**Exercise description:** From the entries provided below, copy each line that contains the word "Inch".

------------------------------------------------------------------------

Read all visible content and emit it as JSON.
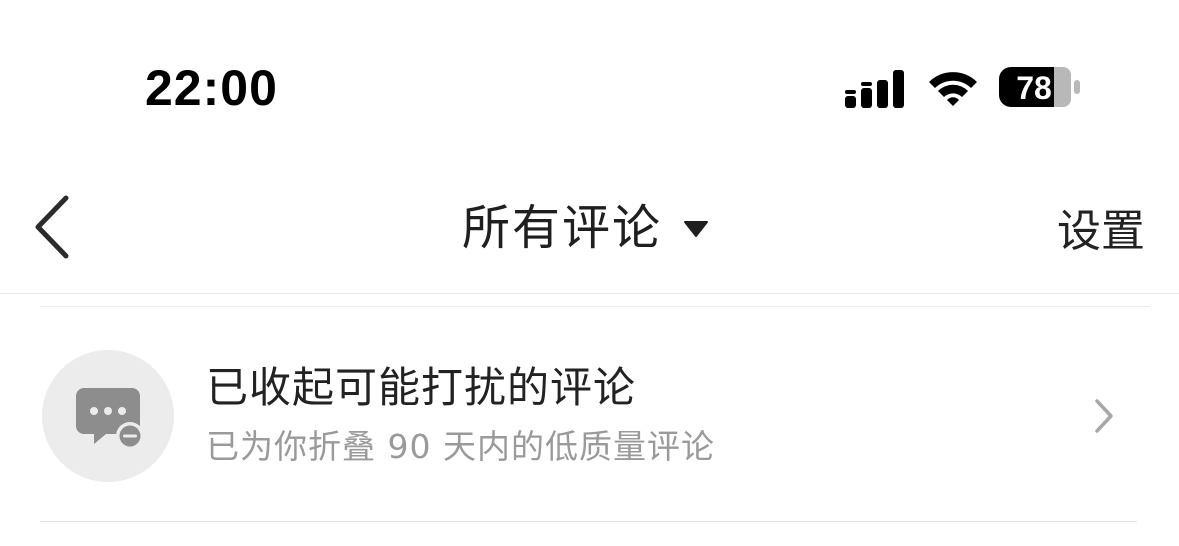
{
  "status_bar": {
    "time": "22:00",
    "battery_level": "78",
    "icons": [
      "signal-icon",
      "wifi-icon",
      "battery-icon"
    ]
  },
  "nav": {
    "back_icon": "chevron-left-icon",
    "title": "所有评论",
    "title_dropdown_icon": "caret-down-icon",
    "settings_label": "设置"
  },
  "folded_comments": {
    "icon": "comment-collapsed-icon",
    "title": "已收起可能打扰的评论",
    "subtitle": "已为你折叠 90 天内的低质量评论",
    "chevron_icon": "chevron-right-icon"
  },
  "colors": {
    "background": "#ffffff",
    "text_primary": "#222222",
    "text_secondary": "#9a9a9a",
    "icon_bg": "#ececec",
    "icon_fg": "#8d8d8d"
  }
}
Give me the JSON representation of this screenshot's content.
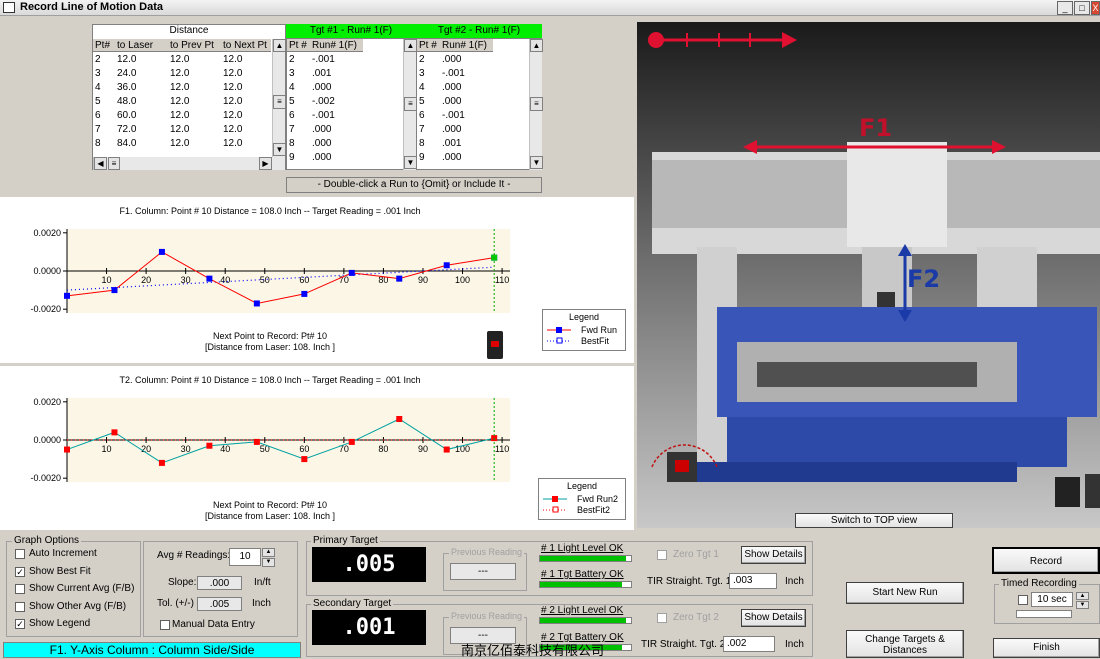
{
  "window": {
    "title": "Record Line of Motion Data",
    "min": "_",
    "max": "□",
    "close": "X"
  },
  "distance_table": {
    "group_header": "Distance",
    "columns": [
      "Pt#",
      "to Laser",
      "to Prev Pt",
      "to Next Pt"
    ],
    "rows": [
      [
        "2",
        "12.0",
        "12.0",
        "12.0"
      ],
      [
        "3",
        "24.0",
        "12.0",
        "12.0"
      ],
      [
        "4",
        "36.0",
        "12.0",
        "12.0"
      ],
      [
        "5",
        "48.0",
        "12.0",
        "12.0"
      ],
      [
        "6",
        "60.0",
        "12.0",
        "12.0"
      ],
      [
        "7",
        "72.0",
        "12.0",
        "12.0"
      ],
      [
        "8",
        "84.0",
        "12.0",
        "12.0"
      ]
    ]
  },
  "tgt1_table": {
    "header": "Tgt #1 - Run# 1(F)",
    "columns": [
      "Pt #",
      "Run# 1(F)"
    ],
    "rows": [
      [
        "2",
        "-.001"
      ],
      [
        "3",
        ".001"
      ],
      [
        "4",
        ".000"
      ],
      [
        "5",
        "-.002"
      ],
      [
        "6",
        "-.001"
      ],
      [
        "7",
        ".000"
      ],
      [
        "8",
        ".000"
      ],
      [
        "9",
        ".000"
      ]
    ]
  },
  "tgt2_table": {
    "header": "Tgt #2 - Run# 1(F)",
    "columns": [
      "Pt #",
      "Run# 1(F)"
    ],
    "rows": [
      [
        "2",
        ".000"
      ],
      [
        "3",
        "-.001"
      ],
      [
        "4",
        ".000"
      ],
      [
        "5",
        ".000"
      ],
      [
        "6",
        "-.001"
      ],
      [
        "7",
        ".000"
      ],
      [
        "8",
        ".001"
      ],
      [
        "9",
        ".000"
      ]
    ]
  },
  "table_hint": "- Double-click a Run to {Omit} or Include It -",
  "chart_f1": {
    "title": "F1. Column: Point # 10 Distance = 108.0 Inch  -- Target Reading = .001 Inch",
    "next_point": "Next Point to Record: Pt# 10",
    "next_distance": "[Distance from Laser: 108. Inch ]",
    "legend": {
      "title": "Legend",
      "series1": "Fwd Run",
      "series2": "BestFit"
    }
  },
  "chart_f2": {
    "title": "T2. Column: Point # 10 Distance = 108.0 Inch  -- Target Reading = .001 Inch",
    "next_point": "Next Point to Record: Pt# 10",
    "next_distance": "[Distance from Laser: 108. Inch ]",
    "legend": {
      "title": "Legend",
      "series1": "Fwd Run2",
      "series2": "BestFit2"
    }
  },
  "chart_data": [
    {
      "type": "line",
      "title": "F1. Column: Point # 10 Distance = 108.0 Inch  -- Target Reading = .001 Inch",
      "x_ticks": [
        "10",
        "20",
        "30",
        "40",
        "50",
        "60",
        "70",
        "80",
        "90",
        "100",
        "110"
      ],
      "y_ticks": [
        "0.0020",
        "0.0000",
        "-0.0020"
      ],
      "ylim": [
        -0.0022,
        0.0022
      ],
      "xlim": [
        0,
        112
      ],
      "series": [
        {
          "name": "Fwd Run",
          "color": "#ff0000",
          "marker_color": "#0000ff",
          "x": [
            0,
            12,
            24,
            36,
            48,
            60,
            72,
            84,
            96,
            108
          ],
          "y": [
            -0.0013,
            -0.001,
            0.001,
            -0.0004,
            -0.0017,
            -0.0012,
            -0.0001,
            -0.0004,
            0.0003,
            0.0007
          ]
        },
        {
          "name": "BestFit",
          "color": "#0000ff",
          "x": [
            0,
            108
          ],
          "y": [
            -0.001,
            0.0002
          ]
        }
      ],
      "current_point": {
        "x": 108,
        "y": 0.0007,
        "color": "#00cc00"
      }
    },
    {
      "type": "line",
      "title": "T2. Column: Point # 10 Distance = 108.0 Inch  -- Target Reading = .001 Inch",
      "x_ticks": [
        "10",
        "20",
        "30",
        "40",
        "50",
        "60",
        "70",
        "80",
        "90",
        "100",
        "110"
      ],
      "y_ticks": [
        "0.0020",
        "0.0000",
        "-0.0020"
      ],
      "ylim": [
        -0.0022,
        0.0022
      ],
      "xlim": [
        0,
        112
      ],
      "series": [
        {
          "name": "Fwd Run2",
          "color": "#00a0a0",
          "marker_color": "#ff0000",
          "x": [
            0,
            12,
            24,
            36,
            48,
            60,
            72,
            84,
            96,
            108
          ],
          "y": [
            -0.0005,
            0.0004,
            -0.0012,
            -0.0003,
            -0.0001,
            -0.001,
            -0.0001,
            0.0011,
            -0.0005,
            0.0001
          ]
        },
        {
          "name": "BestFit2",
          "color": "#ff0000",
          "x": [
            0,
            108
          ],
          "y": [
            0.0,
            0.0
          ]
        }
      ]
    }
  ],
  "image_panel": {
    "f1_label": "F1",
    "f2_label": "F2",
    "switch_button": "Switch to TOP view"
  },
  "graph_options": {
    "title": "Graph Options",
    "items": [
      {
        "label": "Auto Increment",
        "checked": false
      },
      {
        "label": "Show Best Fit",
        "checked": true
      },
      {
        "label": "Show Current Avg (F/B)",
        "checked": false
      },
      {
        "label": "Show Other Avg (F/B)",
        "checked": false
      },
      {
        "label": "Show Legend",
        "checked": true
      }
    ]
  },
  "readings": {
    "avg_label": "Avg # Readings:",
    "avg_value": "10",
    "slope_label": "Slope:",
    "slope_value": ".000",
    "slope_unit": "In/ft",
    "tol_label": "Tol. (+/-)",
    "tol_value": ".005",
    "tol_unit": "Inch",
    "manual_label": "Manual Data Entry"
  },
  "axis_status": "F1. Y-Axis Column : Column Side/Side",
  "primary": {
    "title": "Primary Target",
    "value": ".005",
    "prev_label": "Previous Reading",
    "prev_value": "---",
    "light_label": "# 1 Light Level OK",
    "light_level": 0.95,
    "battery_label": "# 1 Tgt Battery OK",
    "battery_level": 0.9,
    "zero_label": "Zero Tgt 1",
    "details": "Show Details",
    "tir_label": "TIR Straight. Tgt. 1:",
    "tir_value": ".003",
    "tir_unit": "Inch"
  },
  "secondary": {
    "title": "Secondary Target",
    "value": ".001",
    "prev_label": "Previous Reading",
    "prev_value": "---",
    "light_label": "# 2 Light Level OK",
    "light_level": 0.95,
    "battery_label": "# 2 Tgt Battery OK",
    "battery_level": 0.9,
    "zero_label": "Zero Tgt 2",
    "details": "Show Details",
    "tir_label": "TIR Straight. Tgt. 2:",
    "tir_value": ".002",
    "tir_unit": "Inch"
  },
  "actions": {
    "start_new_run": "Start New Run",
    "change_targets_1": "Change Targets  &",
    "change_targets_2": "Distances",
    "record": "Record",
    "timed_title": "Timed Recording",
    "timed_value": "10 sec",
    "finish": "Finish"
  },
  "watermark": "南京亿佰泰科技有限公司"
}
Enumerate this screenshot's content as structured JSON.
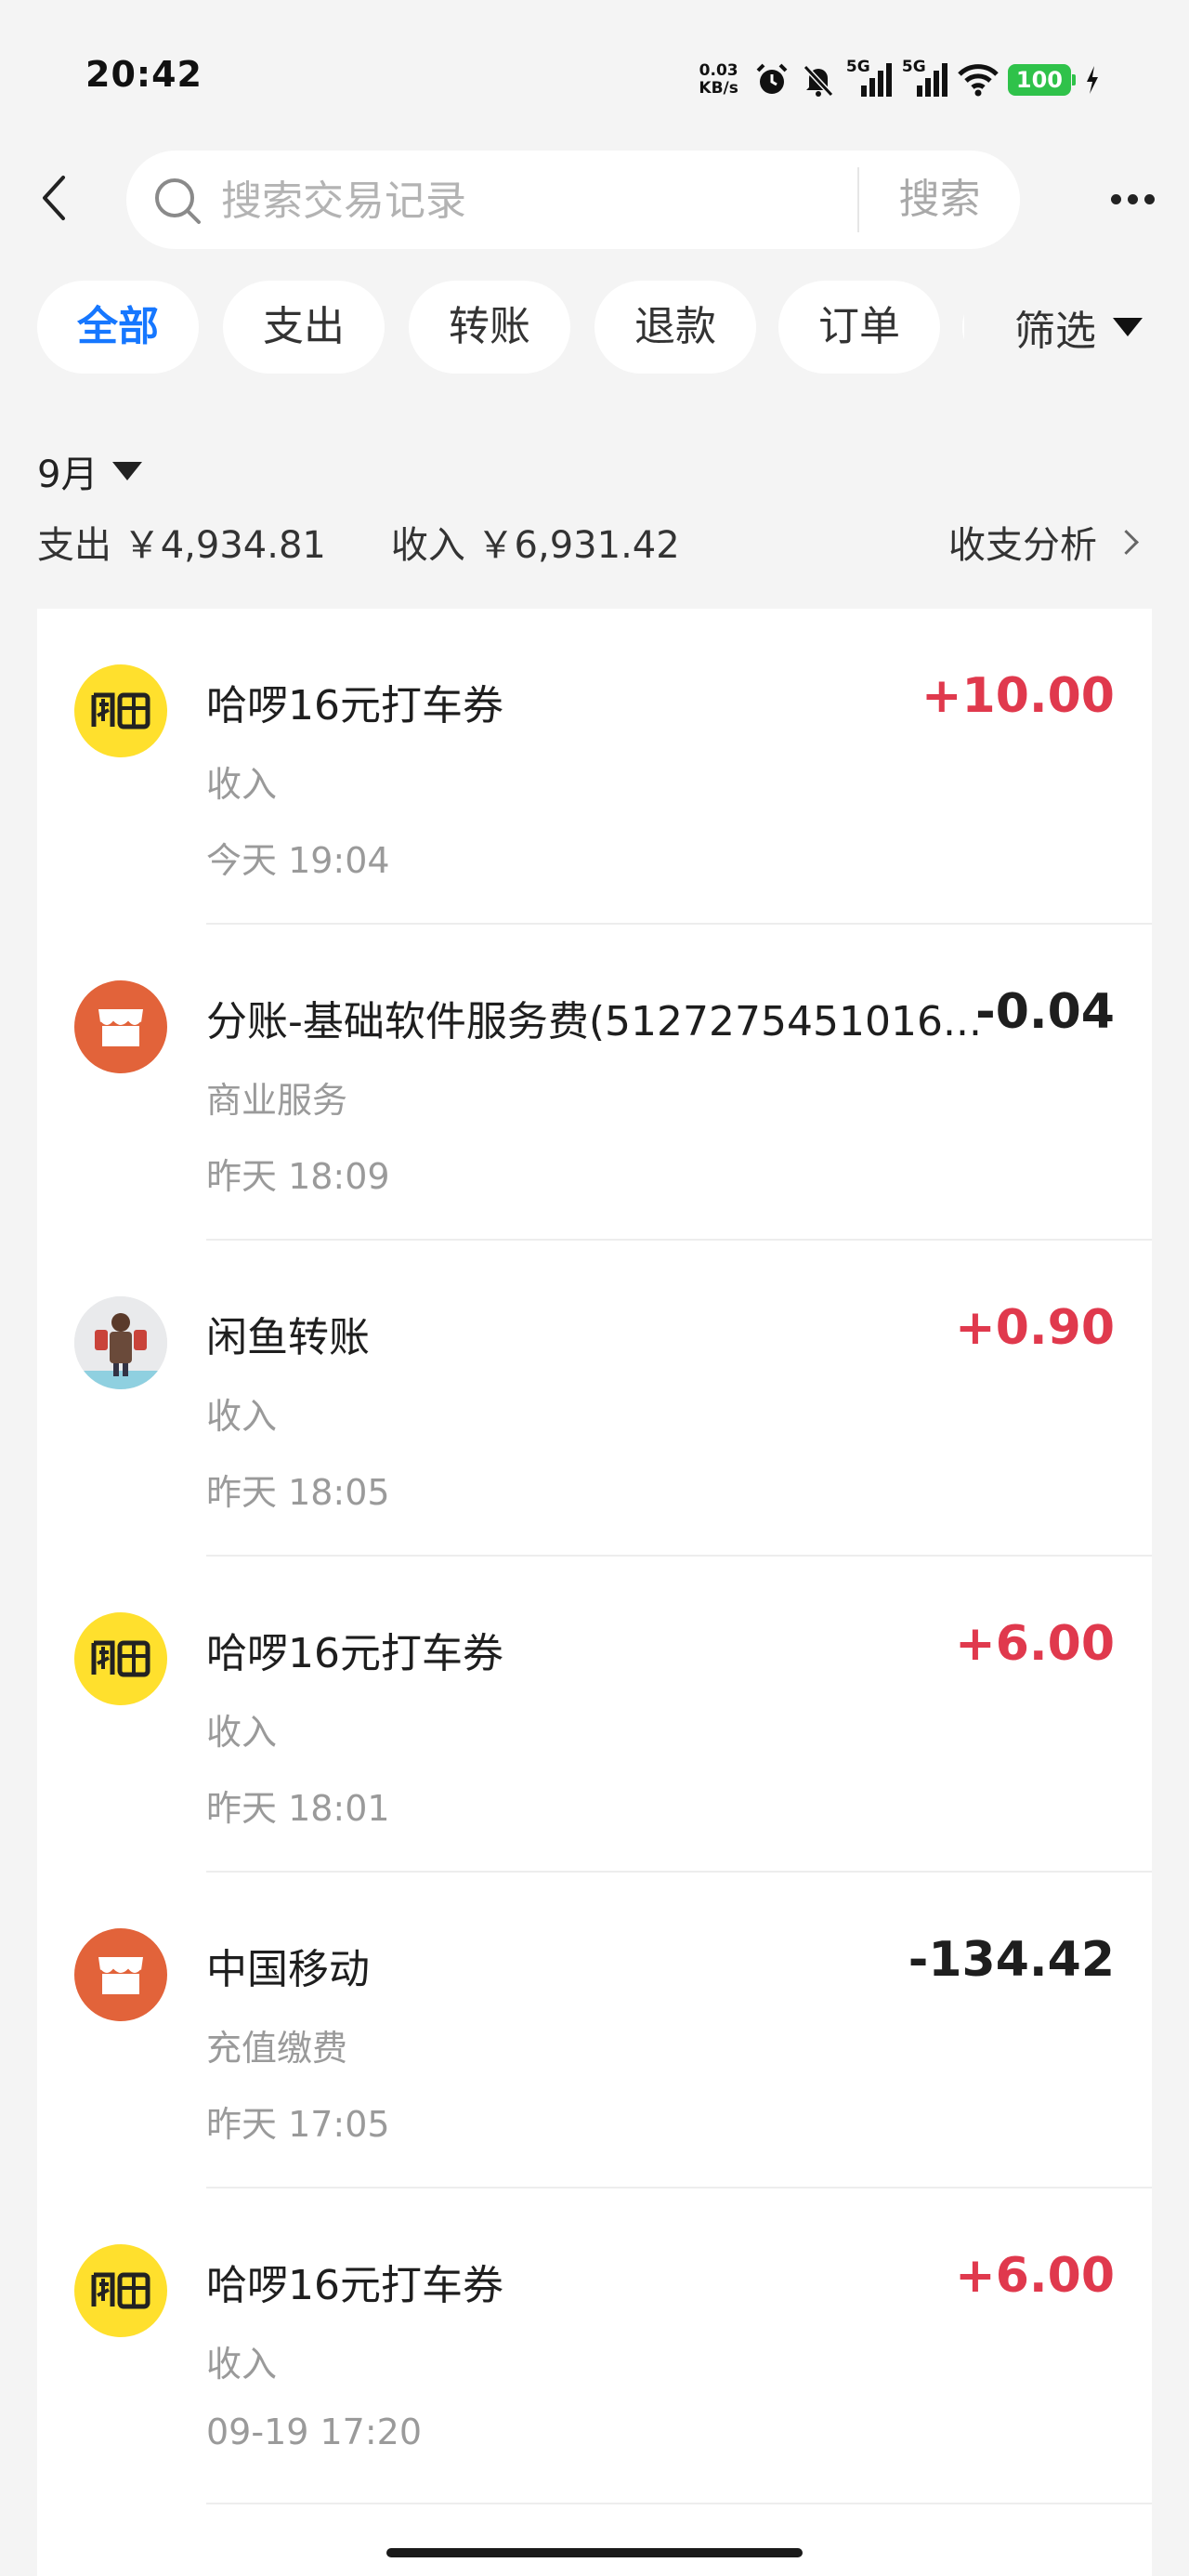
{
  "status_bar": {
    "time": "20:42",
    "net_speed_value": "0.03",
    "net_speed_unit": "KB/s",
    "signal_1_label": "5G",
    "signal_2_label": "5G",
    "battery": "100",
    "icons": [
      "alarm-icon",
      "mute-icon",
      "signal-icon",
      "wifi-icon",
      "battery-icon",
      "charging-icon"
    ]
  },
  "header": {
    "back_icon": "back-arrow-icon",
    "search_placeholder": "搜索交易记录",
    "search_button": "搜索",
    "more_icon": "more-icon"
  },
  "filters": {
    "chips": [
      "全部",
      "支出",
      "转账",
      "退款",
      "订单"
    ],
    "active_index": 0,
    "filter_button": "筛选"
  },
  "summary": {
    "month": "9月",
    "expense": "支出 ￥4,934.81",
    "income": "收入 ￥6,931.42",
    "analysis": "收支分析"
  },
  "colors": {
    "accent": "#1677ff",
    "income": "#e0394d",
    "expense": "#1e1e1e",
    "xianyu_yellow": "#ffe02d",
    "shop_orange": "#e2633a",
    "battery_green": "#2fc24a"
  },
  "transactions": [
    {
      "title": "哈啰16元打车券",
      "category": "收入",
      "time": "今天 19:04",
      "amount": "+10.00",
      "avatar": "xianyu-logo-icon"
    },
    {
      "title": "分账-基础软件服务费(5127275451016...",
      "category": "商业服务",
      "time": "昨天 18:09",
      "amount": "-0.04",
      "avatar": "shop-icon"
    },
    {
      "title": "闲鱼转账",
      "category": "收入",
      "time": "昨天 18:05",
      "amount": "+0.90",
      "avatar": "user-avatar"
    },
    {
      "title": "哈啰16元打车券",
      "category": "收入",
      "time": "昨天 18:01",
      "amount": "+6.00",
      "avatar": "xianyu-logo-icon"
    },
    {
      "title": "中国移动",
      "category": "充值缴费",
      "time": "昨天 17:05",
      "amount": "-134.42",
      "avatar": "shop-icon"
    },
    {
      "title": "哈啰16元打车券",
      "category": "收入",
      "time": "09-19 17:20",
      "amount": "+6.00",
      "avatar": "xianyu-logo-icon"
    }
  ]
}
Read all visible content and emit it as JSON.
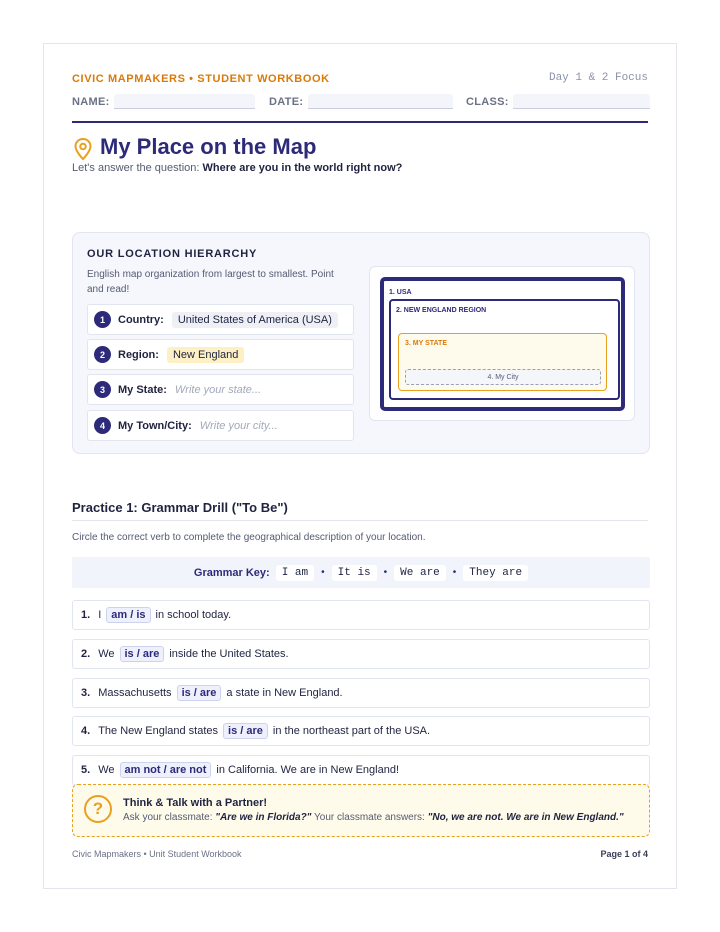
{
  "header": {
    "brand": "CIVIC MAPMAKERS • STUDENT WORKBOOK",
    "focus": "Day 1 & 2 Focus",
    "name_label": "NAME:",
    "date_label": "DATE:",
    "class_label": "CLASS:"
  },
  "title": {
    "icon": "map-pin-icon",
    "text": "My Place on the Map",
    "subtitle_lead": "Let's answer the question:",
    "subtitle_question": "Where are you in the world right now?"
  },
  "hierarchy": {
    "title": "OUR LOCATION HIERARCHY",
    "description": "English map organization from largest to smallest. Point and read!",
    "rows": [
      {
        "num": "1",
        "label": "Country:",
        "value": "United States of America (USA)",
        "placeholder": ""
      },
      {
        "num": "2",
        "label": "Region:",
        "value": "New England",
        "placeholder": ""
      },
      {
        "num": "3",
        "label": "My State:",
        "value": "",
        "placeholder": "Write your state..."
      },
      {
        "num": "4",
        "label": "My Town/City:",
        "value": "",
        "placeholder": "Write your city..."
      }
    ],
    "map": {
      "usa": "1. USA",
      "region": "2. NEW ENGLAND REGION",
      "state": "3. MY STATE",
      "city": "4. My City"
    }
  },
  "practice": {
    "title": "Practice 1: Grammar Drill (\"To Be\")",
    "description": "Circle the correct verb to complete the geographical description of your location.",
    "key_label": "Grammar Key:",
    "key_items": [
      "I am",
      "It is",
      "We are",
      "They are"
    ],
    "questions": [
      {
        "num": "1.",
        "before": "I",
        "options": "am / is",
        "after": "in school today."
      },
      {
        "num": "2.",
        "before": "We",
        "options": "is / are",
        "after": "inside the United States."
      },
      {
        "num": "3.",
        "before": "Massachusetts",
        "options": "is / are",
        "after": "a state in New England."
      },
      {
        "num": "4.",
        "before": "The New England states",
        "options": "is / are",
        "after": "in the northeast part of the USA."
      },
      {
        "num": "5.",
        "before": "We",
        "options": "am not / are not",
        "after": "in California. We are in New England!"
      }
    ]
  },
  "talk": {
    "icon": "question-icon",
    "title": "Think & Talk with a Partner!",
    "ask_lead": "Ask your classmate:",
    "ask_quote": "\"Are we in Florida?\"",
    "answer_lead": "Your classmate answers:",
    "answer_quote": "\"No, we are not. We are in New England.\""
  },
  "footer": {
    "left": "Civic Mapmakers • Unit Student Workbook",
    "right": "Page 1 of 4"
  },
  "colors": {
    "brand_orange": "#d97a0a",
    "navy": "#2e2a7a",
    "yellow": "#e8a020"
  }
}
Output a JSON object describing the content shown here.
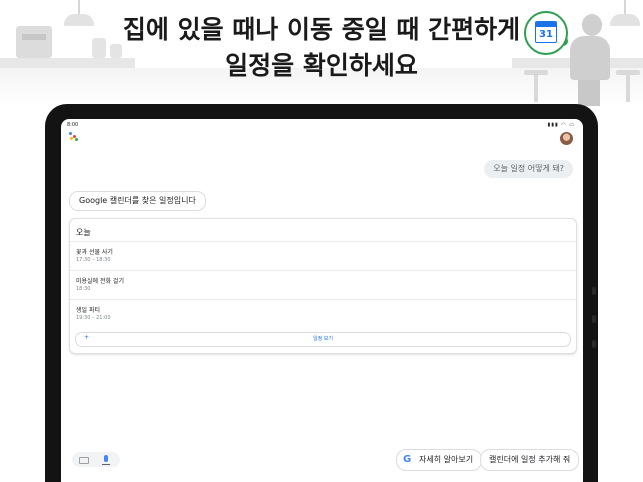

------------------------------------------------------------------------

**Response below:**
    "title": "F1. Column: Point # 10 Distance = 108.0 Inch  -- Target Reading = .001 Inch",
    "next_distance": "[Distance from Laser: 108. Inch ]",
    "title": "T2. Column: Point # 10 Distance = 108.0 Inch  -- Target Reading = .001 Inch",
    "next_distance": "[Distance from Laser: 108. Inch ]",
      "title": "F1. Column: Point # 10 Distance = 108.0 Inch  -- Target Reading = .001 Inch",
      "title": "T2. Column: Point # 10 Distance = 108.0 Inch  -- Target Reading = .001 Inch",
    "tol_unit": "Inch",
    "tir_unit": "Inch"
    "tir_unit": "Inch"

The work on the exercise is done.